Adventures with Git DVCS

Over the last while I’ve been playing a lot with a distributed version control system (DVCS) called Git. In the last while, particularly with the presence of sites such as the excellent GitHub, Git has gained a lot of popularity and support among developers. Before anyone accuses me of “jumping on the Git bandwagon” – the bandwagon’s got a lot of momentum, and there’s good reasoning for that.

I’m not going to bore you with the detail of how Git and its distributed model works, there are plenty of excellent articles littering the web you can find with a quick search on Google. Instead I’m going to explain why I believe Git provides the best source control for teams.

With Git, every developer has the full repository available to them locally on their hard disk. While this means the initial clone of a large repository takes longer than an SVN checkout, it’s just about instant to perform any local operation – such as diff your entire tree (or any part thereof) or to add a new commit with no network connectivity needed. This makes it great to work in a totally disconnected environment, since the only operations that need network access are pushing and pulling code in other repositories.

The side effect of this incredible disconnected environment is that everyone is effectively on their own branch of the repository. As soon as I start writing a single line of code that diverges from the repository I cloned from, I’m able to commit on my local repository without anyone else ever seeing it. This means I can commit more often and in smaller chunks without breaking the rest of the codebase for the other developers on the project and getting flamed afterwards. Also once you realise you’re on a branch anyway, the mental barrier of branching out breaks down. In the last couple of weeks I’ve had up to 7 branches in my local repository.

Of course the other half of branching is merging and the Git developers have paid careful attention to the merge model. Even on medium size code bases (2000 files or so) it takes less than a second to merge a set of changes into a branch on my laptop.

Overall this freedom of branching and merging means that developers know they can do more with their code without the risk of stepping on someone else’s toes. If it works, great, merge the changes in. If it doesn’t work, just delete the branch.

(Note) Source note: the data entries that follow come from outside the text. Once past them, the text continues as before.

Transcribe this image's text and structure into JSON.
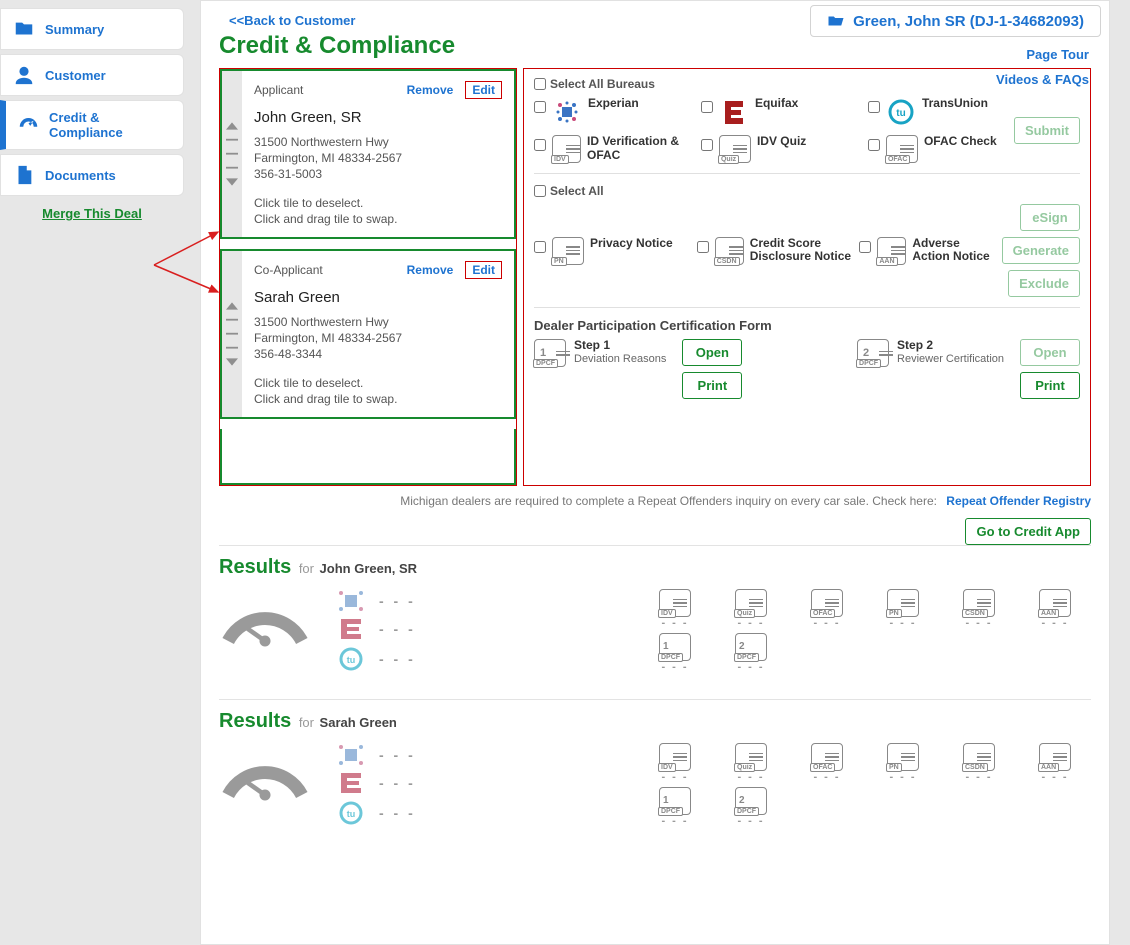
{
  "sidebar": {
    "items": [
      {
        "label": "Summary"
      },
      {
        "label": "Customer"
      },
      {
        "label": "Credit & Compliance"
      },
      {
        "label": "Documents"
      }
    ],
    "merge_label": "Merge This Deal"
  },
  "header": {
    "customer_display": "Green, John SR (DJ-1-34682093)",
    "back_label": "<<Back to Customer",
    "page_title": "Credit & Compliance",
    "page_tour_label": "Page Tour",
    "videos_label": "Videos & FAQs"
  },
  "applicants": [
    {
      "role": "Applicant",
      "remove_label": "Remove",
      "edit_label": "Edit",
      "name": "John Green, SR",
      "addr1": "31500 Northwestern Hwy",
      "addr2": "Farmington, MI 48334-2567",
      "phone": "356-31-5003",
      "hint1": "Click tile to deselect.",
      "hint2": "Click and drag tile to swap."
    },
    {
      "role": "Co-Applicant",
      "remove_label": "Remove",
      "edit_label": "Edit",
      "name": "Sarah Green",
      "addr1": "31500 Northwestern Hwy",
      "addr2": "Farmington, MI 48334-2567",
      "phone": "356-48-3344",
      "hint1": "Click tile to deselect.",
      "hint2": "Click and drag tile to swap."
    }
  ],
  "bureaus_panel": {
    "select_all": "Select All Bureaus",
    "options": [
      "Experian",
      "Equifax",
      "TransUnion",
      "ID Verification & OFAC",
      "IDV Quiz",
      "OFAC Check"
    ],
    "submit_label": "Submit"
  },
  "notices_panel": {
    "select_all": "Select All",
    "options": [
      "Privacy Notice",
      "Credit Score Disclosure Notice",
      "Adverse Action Notice"
    ],
    "tags": [
      "PN",
      "CSDN",
      "AAN"
    ],
    "esign_label": "eSign",
    "generate_label": "Generate",
    "exclude_label": "Exclude"
  },
  "dpcf": {
    "heading": "Dealer Participation Certification Form",
    "step1_title": "Step 1",
    "step1_sub": "Deviation Reasons",
    "step2_title": "Step 2",
    "step2_sub": "Reviewer Certification",
    "open_label": "Open",
    "print_label": "Print"
  },
  "footer": {
    "note": "Michigan dealers are required to complete a Repeat Offenders inquiry on every car sale. Check here:",
    "link": "Repeat Offender Registry",
    "go_label": "Go to Credit App",
    "dash": "- - -"
  },
  "results": [
    {
      "label": "Results",
      "for": "for",
      "name": "John Green, SR"
    },
    {
      "label": "Results",
      "for": "for",
      "name": "Sarah Green"
    }
  ],
  "mini_tags": [
    "IDV",
    "Quiz",
    "OFAC",
    "PN",
    "CSDN",
    "AAN",
    "DPCF",
    "DPCF"
  ]
}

I really like the freedom of workflow Git provides and the speed and robustness of it. I’m pretty sure that more and more enterprise users will take up on Git over the next year or so, particularly with the power provided by providers such as GitHub.